→ Stored data:
*****

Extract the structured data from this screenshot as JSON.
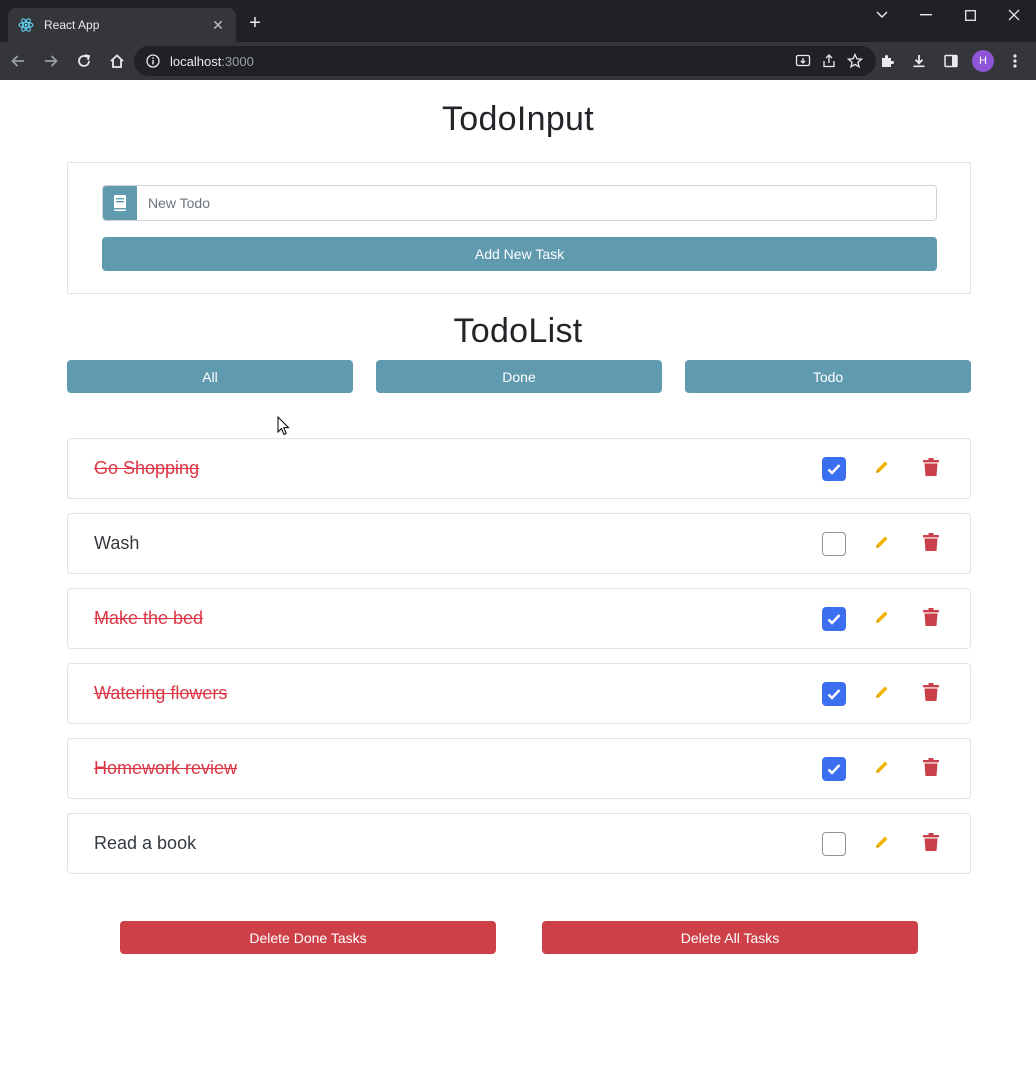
{
  "browser": {
    "tab_title": "React App",
    "tab_close": "✕",
    "new_tab": "+",
    "url_host": "localhost",
    "url_port": ":3000",
    "profile_initial": "H"
  },
  "todo_input": {
    "heading": "TodoInput",
    "placeholder": "New Todo",
    "value": "",
    "add_button": "Add New Task"
  },
  "todo_list": {
    "heading": "TodoList",
    "filters": [
      "All",
      "Done",
      "Todo"
    ],
    "items": [
      {
        "text": "Go Shopping",
        "done": true
      },
      {
        "text": "Wash",
        "done": false
      },
      {
        "text": "Make the bed",
        "done": true
      },
      {
        "text": "Watering flowers",
        "done": true
      },
      {
        "text": "Homework review",
        "done": true
      },
      {
        "text": "Read a book",
        "done": false
      }
    ]
  },
  "actions": {
    "delete_done": "Delete Done Tasks",
    "delete_all": "Delete All Tasks"
  },
  "colors": {
    "primary": "#5f9aaf",
    "danger": "#ce4048",
    "done_text": "#dc3545",
    "checkbox_checked": "#3c6ff0",
    "edit_icon": "#f0b400",
    "trash_icon": "#c9404b"
  },
  "icons": {
    "input_prefix": "book-icon",
    "edit": "pencil-icon",
    "delete": "trash-icon",
    "checked": "checkmark-icon"
  }
}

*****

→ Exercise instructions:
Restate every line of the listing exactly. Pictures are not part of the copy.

→ Task response:
Extract the structured data from this screenshot as JSON.
{
  "browser": {
    "tab_title": "React App",
    "tab_close": "✕",
    "new_tab": "+",
    "url_host": "localhost",
    "url_port": ":3000",
    "profile_initial": "H"
  },
  "todo_input": {
    "heading": "TodoInput",
    "placeholder": "New Todo",
    "value": "",
    "add_button": "Add New Task"
  },
  "todo_list": {
    "heading": "TodoList",
    "filters": [
      "All",
      "Done",
      "Todo"
    ],
    "items": [
      {
        "text": "Go Shopping",
        "done": true
      },
      {
        "text": "Wash",
        "done": false
      },
      {
        "text": "Make the bed",
        "done": true
      },
      {
        "text": "Watering flowers",
        "done": true
      },
      {
        "text": "Homework review",
        "done": true
      },
      {
        "text": "Read a book",
        "done": false
      }
    ]
  },
  "actions": {
    "delete_done": "Delete Done Tasks",
    "delete_all": "Delete All Tasks"
  },
  "colors": {
    "primary": "#5f9aaf",
    "danger": "#ce4048",
    "done_text": "#dc3545",
    "checkbox_checked": "#3c6ff0",
    "edit_icon": "#f0b400",
    "trash_icon": "#c9404b"
  },
  "icons": {
    "input_prefix": "book-icon",
    "edit": "pencil-icon",
    "delete": "trash-icon",
    "checked": "checkmark-icon"
  }
}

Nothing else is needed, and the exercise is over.